WHAT YOU WILL DO:
Return the entries below word for word; no images should appear in the copy.

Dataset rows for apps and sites
*** Block opens ***
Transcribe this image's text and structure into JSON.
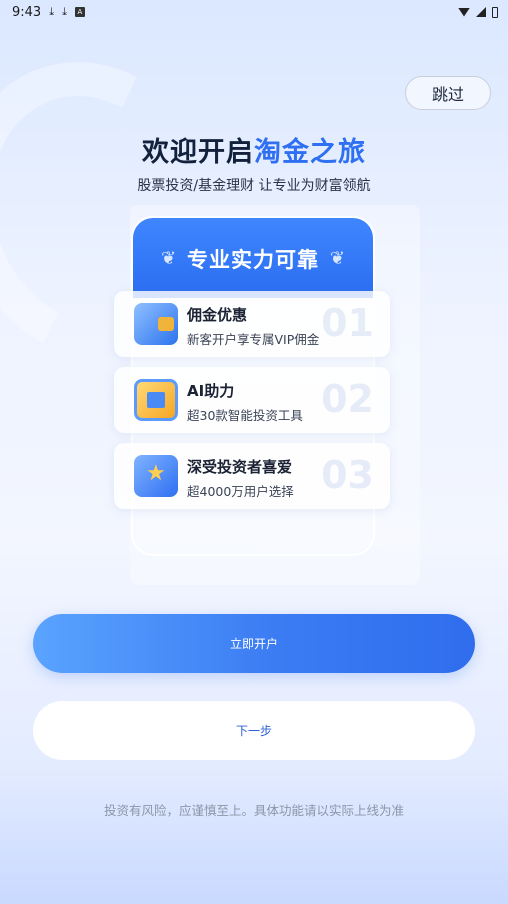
{
  "status_bar": {
    "time": "9:43",
    "left_icons": [
      "download-icon",
      "download-icon",
      "app-a-icon"
    ],
    "right_icons": [
      "wifi-icon",
      "signal-icon",
      "battery-icon"
    ]
  },
  "skip_label": "跳过",
  "headline": {
    "dark": "欢迎开启",
    "blue": "淘金之旅"
  },
  "subtitle": "股票投资/基金理财 让专业为财富领航",
  "card": {
    "title": "专业实力可靠"
  },
  "features": [
    {
      "title": "佣金优惠",
      "desc": "新客开户享专属VIP佣金",
      "num": "01",
      "icon": "wallet-icon"
    },
    {
      "title": "AI助力",
      "desc": "超30款智能投资工具",
      "num": "02",
      "icon": "chip-icon"
    },
    {
      "title": "深受投资者喜爱",
      "desc": "超4000万用户选择",
      "num": "03",
      "icon": "star-badge-icon"
    }
  ],
  "buttons": {
    "open_account": "立即开户",
    "next": "下一步"
  },
  "disclaimer": "投资有风险，应谨慎至上。具体功能请以实际上线为准",
  "colors": {
    "accent": "#2f6ff2",
    "button_gradient_start": "#5aa3ff",
    "button_gradient_end": "#2f6ded"
  }
}
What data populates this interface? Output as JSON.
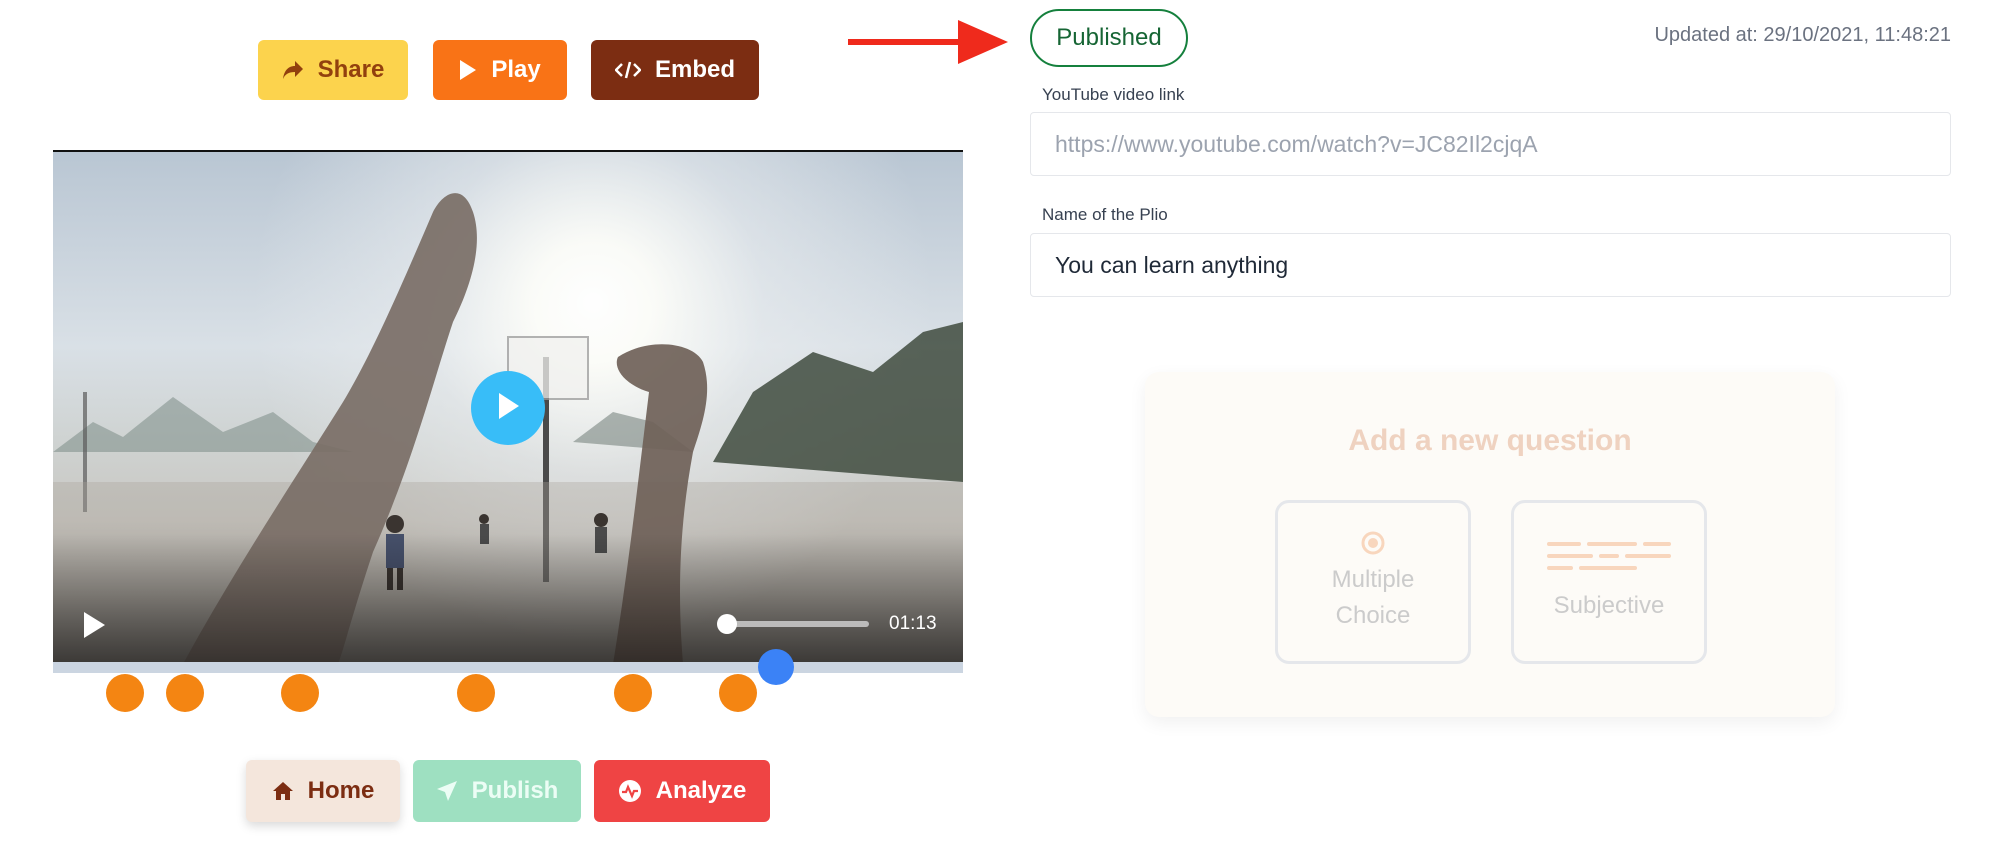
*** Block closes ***
WRITTEN ANSWER:
Transcribe this image's text and structure into JSON.
{
  "status_bar": {
    "time": "9:43",
    "left_icons": [
      "download-icon",
      "download-icon",
      "app-a-icon"
    ],
    "right_icons": [
      "wifi-icon",
      "signal-icon",
      "battery-icon"
    ]
  },
  "skip_label": "跳过",
  "headline": {
    "dark": "欢迎开启",
    "blue": "淘金之旅"
  },
  "subtitle": "股票投资/基金理财 让专业为财富领航",
  "card": {
    "title": "专业实力可靠"
  },
  "features": [
    {
      "title": "佣金优惠",
      "desc": "新客开户享专属VIP佣金",
      "num": "01",
      "icon": "wallet-icon"
    },
    {
      "title": "AI助力",
      "desc": "超30款智能投资工具",
      "num": "02",
      "icon": "chip-icon"
    },
    {
      "title": "深受投资者喜爱",
      "desc": "超4000万用户选择",
      "num": "03",
      "icon": "star-badge-icon"
    }
  ],
  "buttons": {
    "open_account": "立即开户",
    "next": "下一步"
  },
  "disclaimer": "投资有风险，应谨慎至上。具体功能请以实际上线为准",
  "colors": {
    "accent": "#2f6ff2",
    "button_gradient_start": "#5aa3ff",
    "button_gradient_end": "#2f6ded"
  }
}
What data populates this interface? Output as JSON.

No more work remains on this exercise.